What the task asks -
Take every line from the records below that includes the word "kind".
+-------+
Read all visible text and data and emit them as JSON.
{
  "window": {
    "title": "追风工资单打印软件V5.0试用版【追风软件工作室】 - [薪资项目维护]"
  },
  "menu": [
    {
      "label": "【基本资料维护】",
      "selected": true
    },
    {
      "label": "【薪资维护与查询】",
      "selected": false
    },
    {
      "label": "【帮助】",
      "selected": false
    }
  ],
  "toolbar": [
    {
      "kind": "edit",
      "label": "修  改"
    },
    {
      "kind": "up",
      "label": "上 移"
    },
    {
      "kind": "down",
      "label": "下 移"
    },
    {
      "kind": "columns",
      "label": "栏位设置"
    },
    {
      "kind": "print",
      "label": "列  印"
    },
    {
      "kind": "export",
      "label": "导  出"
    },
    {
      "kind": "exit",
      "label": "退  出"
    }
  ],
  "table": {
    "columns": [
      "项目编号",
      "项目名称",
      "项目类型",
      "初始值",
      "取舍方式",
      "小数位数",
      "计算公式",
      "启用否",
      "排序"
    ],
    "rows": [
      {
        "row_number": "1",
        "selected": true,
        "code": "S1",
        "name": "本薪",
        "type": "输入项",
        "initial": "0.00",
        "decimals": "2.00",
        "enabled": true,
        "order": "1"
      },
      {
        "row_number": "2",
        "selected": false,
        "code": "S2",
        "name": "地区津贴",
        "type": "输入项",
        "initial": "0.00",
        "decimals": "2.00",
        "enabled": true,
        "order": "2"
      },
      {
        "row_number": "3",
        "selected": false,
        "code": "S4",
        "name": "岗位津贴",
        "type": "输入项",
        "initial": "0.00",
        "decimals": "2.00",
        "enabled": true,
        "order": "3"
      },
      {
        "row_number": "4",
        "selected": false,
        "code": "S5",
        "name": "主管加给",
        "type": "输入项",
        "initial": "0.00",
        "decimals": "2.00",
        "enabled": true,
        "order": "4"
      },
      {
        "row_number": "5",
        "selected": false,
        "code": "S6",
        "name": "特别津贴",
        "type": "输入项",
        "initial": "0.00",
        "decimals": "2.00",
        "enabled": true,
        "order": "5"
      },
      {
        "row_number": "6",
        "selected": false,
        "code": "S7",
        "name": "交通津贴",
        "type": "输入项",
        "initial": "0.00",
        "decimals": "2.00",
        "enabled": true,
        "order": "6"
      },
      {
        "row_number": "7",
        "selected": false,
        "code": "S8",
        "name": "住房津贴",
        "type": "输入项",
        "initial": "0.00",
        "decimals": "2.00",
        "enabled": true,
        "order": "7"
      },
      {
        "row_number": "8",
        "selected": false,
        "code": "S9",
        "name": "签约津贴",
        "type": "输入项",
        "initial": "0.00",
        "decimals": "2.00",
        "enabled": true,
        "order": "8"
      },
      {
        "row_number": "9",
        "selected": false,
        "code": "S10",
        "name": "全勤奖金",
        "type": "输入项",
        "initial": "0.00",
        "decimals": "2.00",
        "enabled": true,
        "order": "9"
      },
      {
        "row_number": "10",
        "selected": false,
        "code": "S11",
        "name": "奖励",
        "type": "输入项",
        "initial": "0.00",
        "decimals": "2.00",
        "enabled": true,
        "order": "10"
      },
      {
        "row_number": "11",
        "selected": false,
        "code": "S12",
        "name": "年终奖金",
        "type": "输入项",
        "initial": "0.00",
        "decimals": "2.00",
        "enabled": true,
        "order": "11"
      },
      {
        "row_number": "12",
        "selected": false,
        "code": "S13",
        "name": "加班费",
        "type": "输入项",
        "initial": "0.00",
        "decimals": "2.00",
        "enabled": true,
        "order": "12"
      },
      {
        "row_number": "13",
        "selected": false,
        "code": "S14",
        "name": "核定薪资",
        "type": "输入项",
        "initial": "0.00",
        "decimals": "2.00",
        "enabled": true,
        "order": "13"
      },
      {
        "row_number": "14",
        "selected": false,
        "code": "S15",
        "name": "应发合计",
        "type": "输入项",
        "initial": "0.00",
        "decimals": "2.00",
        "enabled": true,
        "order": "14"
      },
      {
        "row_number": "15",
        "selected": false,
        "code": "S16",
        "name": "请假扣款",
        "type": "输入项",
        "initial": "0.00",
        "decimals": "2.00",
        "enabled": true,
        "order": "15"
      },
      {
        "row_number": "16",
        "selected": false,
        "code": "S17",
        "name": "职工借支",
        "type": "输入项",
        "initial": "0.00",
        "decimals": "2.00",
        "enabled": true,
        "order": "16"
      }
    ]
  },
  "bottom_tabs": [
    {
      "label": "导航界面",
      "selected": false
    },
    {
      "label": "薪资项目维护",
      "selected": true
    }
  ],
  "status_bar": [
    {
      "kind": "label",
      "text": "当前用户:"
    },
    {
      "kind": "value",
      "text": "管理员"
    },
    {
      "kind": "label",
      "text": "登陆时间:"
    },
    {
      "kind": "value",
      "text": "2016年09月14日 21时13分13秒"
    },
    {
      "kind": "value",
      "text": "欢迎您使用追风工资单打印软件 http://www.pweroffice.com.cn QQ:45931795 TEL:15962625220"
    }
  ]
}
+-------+
Answer for the task -
      "kind": "edit",
      "kind": "up",
      "kind": "down",
      "kind": "columns",
      "kind": "print",
      "kind": "export",
      "kind": "exit",
      "kind": "label",
      "kind": "value",
      "kind": "label",
      "kind": "value",
      "kind": "value",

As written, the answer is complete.